Sustainability is having more than a moment. For Cora Hilts, co-founder of Rêve en Vert—one of the most recognized sustainable fashion brands, that has also tapped into accessories, home and beauty—the increasing demand for sustainable goods means her ambitions are coming to fruition.
By Christine Morrison
Rêve En Vert, which means “dream in green,” is more than a brand name and e-commerce sustainable luxury platform—it is a vision. While interning for Stella McCartney, the pioneer of sustainable fashion, “the wheels [started] turning about business being a force of good rather than just an industry constantly selling to us,” Cora Hilts, co-founder and CEO of Rêve En Vert said. “It made me start to question other brands who weren’t paying attention to the world around them. That curiosity is what really got me on track to start Rêve En Vert.”

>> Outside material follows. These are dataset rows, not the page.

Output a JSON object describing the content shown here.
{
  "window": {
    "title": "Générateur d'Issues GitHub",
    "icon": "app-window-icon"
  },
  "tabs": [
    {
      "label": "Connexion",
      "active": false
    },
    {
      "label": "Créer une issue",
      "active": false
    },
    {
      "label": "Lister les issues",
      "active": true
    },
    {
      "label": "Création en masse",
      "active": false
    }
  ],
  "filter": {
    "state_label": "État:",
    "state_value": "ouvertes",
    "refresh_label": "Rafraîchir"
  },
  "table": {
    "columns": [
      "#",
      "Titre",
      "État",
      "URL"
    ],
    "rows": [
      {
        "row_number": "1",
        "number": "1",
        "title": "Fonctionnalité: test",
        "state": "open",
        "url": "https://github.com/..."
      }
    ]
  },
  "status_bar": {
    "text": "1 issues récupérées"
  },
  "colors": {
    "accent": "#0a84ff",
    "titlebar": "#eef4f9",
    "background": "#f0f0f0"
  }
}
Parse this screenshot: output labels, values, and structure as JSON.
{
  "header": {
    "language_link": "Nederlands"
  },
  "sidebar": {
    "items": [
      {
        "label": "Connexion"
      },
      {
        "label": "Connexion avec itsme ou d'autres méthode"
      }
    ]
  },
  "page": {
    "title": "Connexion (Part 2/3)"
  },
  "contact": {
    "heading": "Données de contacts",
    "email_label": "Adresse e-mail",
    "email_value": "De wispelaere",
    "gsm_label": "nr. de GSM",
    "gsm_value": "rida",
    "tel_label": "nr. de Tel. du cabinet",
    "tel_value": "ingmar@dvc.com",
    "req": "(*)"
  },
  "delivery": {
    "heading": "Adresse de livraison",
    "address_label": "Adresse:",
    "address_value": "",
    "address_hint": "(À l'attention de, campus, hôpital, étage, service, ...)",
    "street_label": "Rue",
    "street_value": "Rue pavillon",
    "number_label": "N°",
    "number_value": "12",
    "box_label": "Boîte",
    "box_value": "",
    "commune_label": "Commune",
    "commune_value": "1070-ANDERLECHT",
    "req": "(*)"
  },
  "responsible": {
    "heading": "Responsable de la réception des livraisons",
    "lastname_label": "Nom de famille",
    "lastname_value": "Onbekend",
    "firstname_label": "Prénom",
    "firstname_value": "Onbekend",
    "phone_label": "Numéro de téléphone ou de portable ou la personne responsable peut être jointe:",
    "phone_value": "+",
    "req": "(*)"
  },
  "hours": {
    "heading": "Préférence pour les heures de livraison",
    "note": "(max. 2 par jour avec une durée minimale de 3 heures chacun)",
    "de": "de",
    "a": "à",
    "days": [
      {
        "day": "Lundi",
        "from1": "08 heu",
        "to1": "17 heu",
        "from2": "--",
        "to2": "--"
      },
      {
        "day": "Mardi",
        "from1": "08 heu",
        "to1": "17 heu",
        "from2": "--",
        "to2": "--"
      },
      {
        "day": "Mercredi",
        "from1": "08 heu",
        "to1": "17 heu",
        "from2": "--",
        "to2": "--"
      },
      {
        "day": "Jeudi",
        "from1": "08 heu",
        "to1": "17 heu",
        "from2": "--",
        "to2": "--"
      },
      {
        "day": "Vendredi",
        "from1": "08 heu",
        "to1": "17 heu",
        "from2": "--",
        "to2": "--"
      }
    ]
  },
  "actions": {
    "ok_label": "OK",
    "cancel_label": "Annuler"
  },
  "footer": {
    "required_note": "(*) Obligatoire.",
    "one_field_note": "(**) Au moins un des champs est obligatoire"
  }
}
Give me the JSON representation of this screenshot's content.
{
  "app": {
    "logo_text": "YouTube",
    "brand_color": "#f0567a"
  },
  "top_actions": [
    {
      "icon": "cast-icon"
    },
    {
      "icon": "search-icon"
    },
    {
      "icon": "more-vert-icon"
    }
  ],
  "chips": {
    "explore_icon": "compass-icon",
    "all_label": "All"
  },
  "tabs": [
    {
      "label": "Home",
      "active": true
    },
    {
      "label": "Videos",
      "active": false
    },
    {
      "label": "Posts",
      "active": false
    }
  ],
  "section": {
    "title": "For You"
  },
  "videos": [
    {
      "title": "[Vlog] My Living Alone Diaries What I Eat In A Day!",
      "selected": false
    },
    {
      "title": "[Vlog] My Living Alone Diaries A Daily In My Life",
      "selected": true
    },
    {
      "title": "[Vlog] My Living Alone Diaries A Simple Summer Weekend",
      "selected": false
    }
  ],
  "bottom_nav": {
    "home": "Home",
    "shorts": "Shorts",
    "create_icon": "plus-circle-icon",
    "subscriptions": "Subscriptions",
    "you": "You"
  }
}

F ollowing her graduate degree in environmental policy from London’s King’s College, Hilts considered starting an NGO, but her values and interests—coupled with a friendship with co-founder Natasha Tucker, who was being schooled in sustainable food at an organic farm in Bermuda—led to sustainable fashion.
Together, they sought out high-end brands, mandating that designs be produced ethically and sustainably without sacrificing luxury or beauty. With financial support and a tech team in place to sell their highly curated collections, they strove to become the destination for sustainable style. The brand identity and chic website are steeped in sophistication and luxury—none of the crunchy vibe associated with many earth-friendly brands—and its products rival those in Harrods or Barneys. Vogue has said, “Each item is handpicked and lovely, and the fact that it’s sustainable is just a bonus…”
Despite overcoming the unglamorous stigma previously associated with sustainable/eco-friendly fashion, Hilts admits price continues to be an obstacle. “It’s quite a barrier that things do cost more [when] produced sustainably. But the reality of the situation is that we have become so used to paying so little for things. I believe we have a skewed idea of what things should actually cost. It’s a lot easier to skimp on really ethical production and cut corners to bring down costs. You see a lot of big designers or conscious collections tending to do this.”
Hilts adds, “There is a lot of intimacy to being honest . . . we’re running a retail site where we can stand up and answer any questions about any of the items we sell or promote with the certainty that they have been made with the utmost respect for people and planet.”
The passion behind Rêve En Vert goes well beyond retail, or sales for that matter, to efforts that “engage people and explain why this move towards sustainability and truly conscious consumption is so important.” The site features “Rev Talk,” an editorial forum that aims to start new dialogues and encourage new thinking. Recent thoughtprovoking topics include how to move toward zero waste; navigating travel while limiting your carbon footprint; how to ditch fast fashion; and inspiration for a sustainable wedding registry.
There are also offline events to generate ideas and raise awareness. While educational, these mirror the sophistication of the Rêve En Vert website, whether it’s a long-term pop-up in a swank London beauty salon or, most recently, hosting a sustainable pop-up in the Hôtel Les Roches Rouges—Côte d’Azur.
With Paris having announced its plan to become the sustainable capital of fashion by 2024 (to coincide with hosting the Olympics) and the ongoing commitment of the Council of Fashion Designers of America (CFDA) to sustainability through a resource hub, the industry has begun to see the light. Change is imperative. Rêve En Vert will be at the forefront.
Reflecting on her personal journey, Hilts said, “I think the greatest gift of getting older is this idea that you begin to really consider the wider implications of things rather than just what is affecting you on a day-to-day basis. That objectivity in life and work has been my greatest gift in managing Rêve En Vert. When things get really tough, I can remind myself I am running the business for a greater purpose . . . and it continues to motivate me!”